Assigned task = Scan the records and identify every line in which the string "Лінзи" occurs, then return those lines.

------------

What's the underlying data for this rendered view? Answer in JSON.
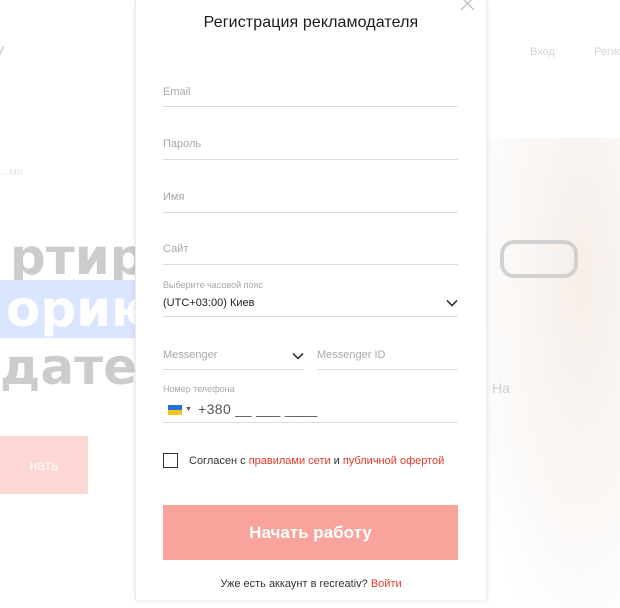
{
  "background": {
    "logo": "y",
    "breadcrumb": "...ме",
    "headline_line1": "ртиру",
    "headline_line2": "орию",
    "headline_line3": "дателе",
    "cta_label": "нать",
    "nav_item_1": "Вход",
    "nav_item_2": "Регист",
    "photo_caption": "На"
  },
  "modal": {
    "title": "Регистрация рекламодателя",
    "close_icon": "close-icon"
  },
  "form": {
    "email_placeholder": "Email",
    "password_placeholder": "Пароль",
    "name_placeholder": "Имя",
    "site_placeholder": "Сайт",
    "timezone": {
      "label": "Выберите часовой пояс",
      "value": "(UTC+03:00) Киев"
    },
    "messenger": {
      "type_placeholder": "Messenger",
      "id_placeholder": "Messenger ID"
    },
    "phone": {
      "label": "Номер телефона",
      "country_flag": "ukraine-flag",
      "value": "+380 __ ___ ____"
    },
    "agreement": {
      "prefix": "Согласен с ",
      "rules_link": "правилами сети",
      "conjunction": " и ",
      "offer_link": "публичной офертой",
      "checked": false
    },
    "submit_label": "Начать работу",
    "login_prompt": "Уже есть аккаунт в recreativ? ",
    "login_link": "Войти"
  },
  "colors": {
    "accent": "#e23a2c",
    "submit_bg": "#f8a49c",
    "border": "#dcdcdc",
    "placeholder": "#a8a8a8"
  }
}
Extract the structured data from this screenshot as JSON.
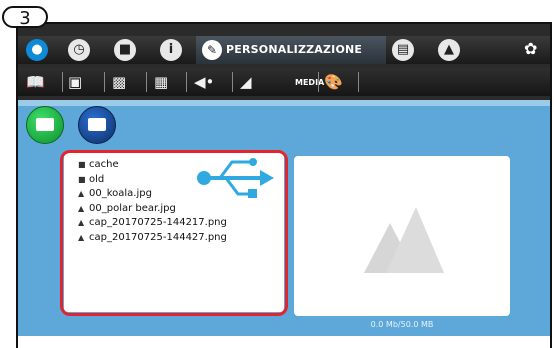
{
  "step_badge": "3",
  "toolbar": {
    "icons": [
      "drop-icon",
      "clock-icon",
      "folder-icon",
      "info-icon",
      "pen-icon",
      "book-icon",
      "printer-icon",
      "wrench-icon"
    ],
    "active_tab_label": "PERSONALIZZAZIONE"
  },
  "subtoolbar": {
    "icons": [
      "book-open-icon",
      "book-icon",
      "image-icon",
      "picture-frame-icon",
      "speaker-icon",
      "media-icon",
      "palette-icon"
    ],
    "media_label": "MEDIA"
  },
  "media_buttons": [
    "images-icon",
    "video-camera-icon"
  ],
  "files": [
    {
      "type": "folder",
      "name": "cache"
    },
    {
      "type": "folder",
      "name": "old"
    },
    {
      "type": "image",
      "name": "00_koala.jpg"
    },
    {
      "type": "image",
      "name": "00_polar bear.jpg"
    },
    {
      "type": "image",
      "name": "cap_20170725-144217.png"
    },
    {
      "type": "image",
      "name": "cap_20170725-144427.png"
    }
  ],
  "storage_text": "0.0 Mb/50.0 MB",
  "colors": {
    "content_bg": "#5ea7d9",
    "highlight": "#e3232e",
    "usb_icon": "#2fa9e0",
    "toolbar_bg": "#1a1a1a"
  }
}
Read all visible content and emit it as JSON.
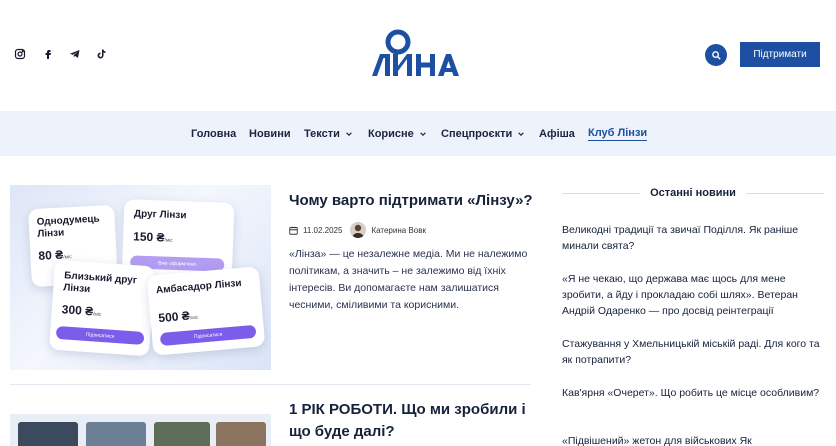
{
  "header": {
    "logo_text": "ЛІНЗА",
    "support_button": "Підтримати",
    "social_icons": [
      "instagram-icon",
      "facebook-icon",
      "telegram-icon",
      "tiktok-icon"
    ],
    "accent_color": "#1d4fa3"
  },
  "nav": {
    "items": [
      {
        "label": "Головна",
        "has_dropdown": false
      },
      {
        "label": "Новини",
        "has_dropdown": false
      },
      {
        "label": "Тексти",
        "has_dropdown": true
      },
      {
        "label": "Корисне",
        "has_dropdown": true
      },
      {
        "label": "Спецпроєкти",
        "has_dropdown": true
      },
      {
        "label": "Афіша",
        "has_dropdown": false
      },
      {
        "label": "Клуб Лінзи",
        "has_dropdown": false,
        "active": true
      }
    ]
  },
  "articles": [
    {
      "title": "Чому варто підтримати «Лінзу»?",
      "date": "11.02.2025",
      "author": "Катерина Вовк",
      "excerpt": "«Лінза» — це незалежне медіа. Ми не належимо політикам, а значить – не залежимо від їхніх інтересів. Ви допомагаєте нам залишатися чесними, сміливими та корисними.",
      "image": {
        "cards": [
          {
            "title": "Однодумець Лінзи",
            "price": "80 ₴",
            "period": "/міс"
          },
          {
            "title": "Друг Лінзи",
            "price": "150 ₴",
            "period": "/міс",
            "button": "Вже оформлено"
          },
          {
            "title": "Близький друг Лінзи",
            "price": "300 ₴",
            "period": "/міс",
            "button": "Підписатися"
          },
          {
            "title": "Амбасадор Лінзи",
            "price": "500 ₴",
            "period": "/міс",
            "button": "Підписатися"
          }
        ]
      }
    },
    {
      "title": "1 РІК РОБОТИ. Що ми зробили і що буде далі?"
    }
  ],
  "sidebar": {
    "heading": "Останні новини",
    "news": [
      "Великодні традиції та звичаї Поділля. Як раніше минали свята?",
      "«Я не чекаю, що держава має щось для мене зробити, а йду і прокладаю собі шлях». Ветеран Андрій Одаренко — про досвід реінтеграції",
      "Стажування у Хмельницькій міській раді. Для кого та як потрапити?",
      "Кав'ярня «Очерет». Що робить це місце особливим?",
      "«Підвішений» жетон для військових Як"
    ]
  }
}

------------

Task result =
        "label": "Клуб Лінзи",
            "title": "Однодумець Лінзи",
            "title": "Друг Лінзи",
            "title": "Близький друг Лінзи",
            "title": "Амбасадор Лінзи",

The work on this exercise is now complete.